Sarah Quesada, Duke University
Mon, 4/3 · 4:30 pm—6:00 pm · 010 East Pyne
Effron Center for the Study of America
The African Heritage of Latinx and Caribbean Literature unearths a buried African archive within widely-read Latinx writers of the last 50 years. It challenges dominant narratives in world literature and transatlantic studies that ignore Africa’s impact in broader Latin American culture. Sarah Quesada argues that these canonical works evoke textual memorials of African memory. She shows how the African Atlantic haunts modern Latinx and Caribbean writing, and examines the disavowal or distortion of the African subject in the constructions of national, racial, sexual, and spiritual Latinx identity.
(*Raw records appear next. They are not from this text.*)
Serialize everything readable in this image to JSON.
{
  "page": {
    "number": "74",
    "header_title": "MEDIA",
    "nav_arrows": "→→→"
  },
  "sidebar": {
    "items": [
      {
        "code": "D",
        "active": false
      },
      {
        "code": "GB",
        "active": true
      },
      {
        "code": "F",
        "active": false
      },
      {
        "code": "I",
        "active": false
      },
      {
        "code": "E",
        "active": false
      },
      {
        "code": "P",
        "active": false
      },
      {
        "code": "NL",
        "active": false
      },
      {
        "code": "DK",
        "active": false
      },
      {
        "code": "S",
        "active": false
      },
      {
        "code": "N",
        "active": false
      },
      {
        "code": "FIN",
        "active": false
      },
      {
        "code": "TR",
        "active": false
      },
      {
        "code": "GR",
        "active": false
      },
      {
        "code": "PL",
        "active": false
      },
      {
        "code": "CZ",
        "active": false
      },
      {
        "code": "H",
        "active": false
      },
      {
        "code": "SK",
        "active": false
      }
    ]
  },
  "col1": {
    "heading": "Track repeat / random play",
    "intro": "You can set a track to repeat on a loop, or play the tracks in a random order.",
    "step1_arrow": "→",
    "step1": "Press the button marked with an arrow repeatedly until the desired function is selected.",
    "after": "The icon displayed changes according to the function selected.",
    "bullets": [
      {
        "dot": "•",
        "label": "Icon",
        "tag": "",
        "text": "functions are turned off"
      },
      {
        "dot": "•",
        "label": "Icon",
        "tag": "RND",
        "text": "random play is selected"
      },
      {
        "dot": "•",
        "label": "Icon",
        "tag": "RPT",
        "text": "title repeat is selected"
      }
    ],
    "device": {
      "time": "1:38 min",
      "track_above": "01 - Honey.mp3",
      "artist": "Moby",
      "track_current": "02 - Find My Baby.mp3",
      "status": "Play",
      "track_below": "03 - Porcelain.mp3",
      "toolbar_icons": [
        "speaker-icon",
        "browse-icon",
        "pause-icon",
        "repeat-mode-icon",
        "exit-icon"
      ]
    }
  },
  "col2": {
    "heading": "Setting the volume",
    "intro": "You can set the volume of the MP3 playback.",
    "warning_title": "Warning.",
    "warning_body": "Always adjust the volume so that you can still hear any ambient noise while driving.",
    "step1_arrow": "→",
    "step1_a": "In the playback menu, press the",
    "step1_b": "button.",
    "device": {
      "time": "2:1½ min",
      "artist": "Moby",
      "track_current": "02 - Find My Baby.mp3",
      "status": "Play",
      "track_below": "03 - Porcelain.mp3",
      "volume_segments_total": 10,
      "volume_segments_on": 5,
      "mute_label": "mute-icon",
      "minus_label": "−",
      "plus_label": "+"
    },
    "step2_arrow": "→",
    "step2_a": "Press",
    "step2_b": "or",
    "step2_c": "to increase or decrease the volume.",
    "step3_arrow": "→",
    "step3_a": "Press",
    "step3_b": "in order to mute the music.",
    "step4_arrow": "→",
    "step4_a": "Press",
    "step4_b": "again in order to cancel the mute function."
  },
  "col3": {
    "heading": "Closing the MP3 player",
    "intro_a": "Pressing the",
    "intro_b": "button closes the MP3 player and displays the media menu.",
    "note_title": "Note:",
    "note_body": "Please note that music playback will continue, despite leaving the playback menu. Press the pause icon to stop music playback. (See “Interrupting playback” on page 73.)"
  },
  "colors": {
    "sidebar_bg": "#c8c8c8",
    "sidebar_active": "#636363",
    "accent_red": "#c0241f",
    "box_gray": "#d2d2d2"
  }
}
Quesada shows how themes such as the 19th century ‘scramble for Africa,’ the decolonizing wars, Black internationalism, and the neoliberal turn are embedded in key narratives. Drawing from multilingual archives about West and Central Africa, she examines how the legacies of colonial French, Iberian, British and U.S. imperialisms have impacted on the relationships between African and Latinx identities. This is the first book-length project to address the African colonial and imperial inheritance of Latinx literature.
Sarah Margarita Quesada is an assistant professor in the Department of Romance Studies at Duke University. Her main interests are literatures of the Global South, specifically Latinx, Latin American and African literatures. She works at the intersection of Atlantic world studies, African diaspora studies, and World Literature. Her book The African Heritage of Latinx and Caribbean Literature
(Cambridge Studies in World Literature and Culture, Cambridge University Press, 2022) examines the engagement of the most widely read Latinx and Latin American authors of the last 50 years with Franco/Anglo/Lusophone African writers and historiography in order to identify the African derived causes of a “Latin” excision from Africa. The book examines the era of slave trade, 19th century imperialism, Black internationalism, and the rise of UNESCO heritage tourism. Her research has appeared in Small Axe: A Caribbean Journal of Criticism, The Oxford Handbook of Latino Studies, the Junot Díaz and the Decolonial Imagination (Duke University Press 2016), Latino Studies, Afro-Hispanic Review, Oxford Bibliographies in Latino Studies, the Journal of Haitian Studies, among other places. She is a former co-chair representative for Latino Studies in the Latin American Studies Association (LASA). In 2021, she joined the editorial board of Meridians: feminism, race, transnationalism journal published with Duke University Press.
Her second book project is focused on Greater Mexico region and its connections to African writing and decolonization movements. Quesada’s comparative focus is also devoted to archival and fieldwork research. She has spent time in France and its départements d’outre mer, specifically in French Guiana, as well as Brazil, Benin, Senegal, Cuba, and the Dominican Republic. Her research has involved “human subject” interviews mainly along the UNESCO Slave Route in Africa, or colonial archive consultation across the Atlantic world.
Before joining Duke, Quesada was an assistant professor of English and Latinx studies at the University of Notre Dame, a postdoctoral research fellow in Latina/Latino studies at the University of Illinois Urbana-Champaign and an Andrew Mellon ACLS fellow.
Presented by the Effron Center for the Study of America. Cosponsored by the Program in Latino Studies, Program in Latin American Studies, and Department of Spanish and Portuguese.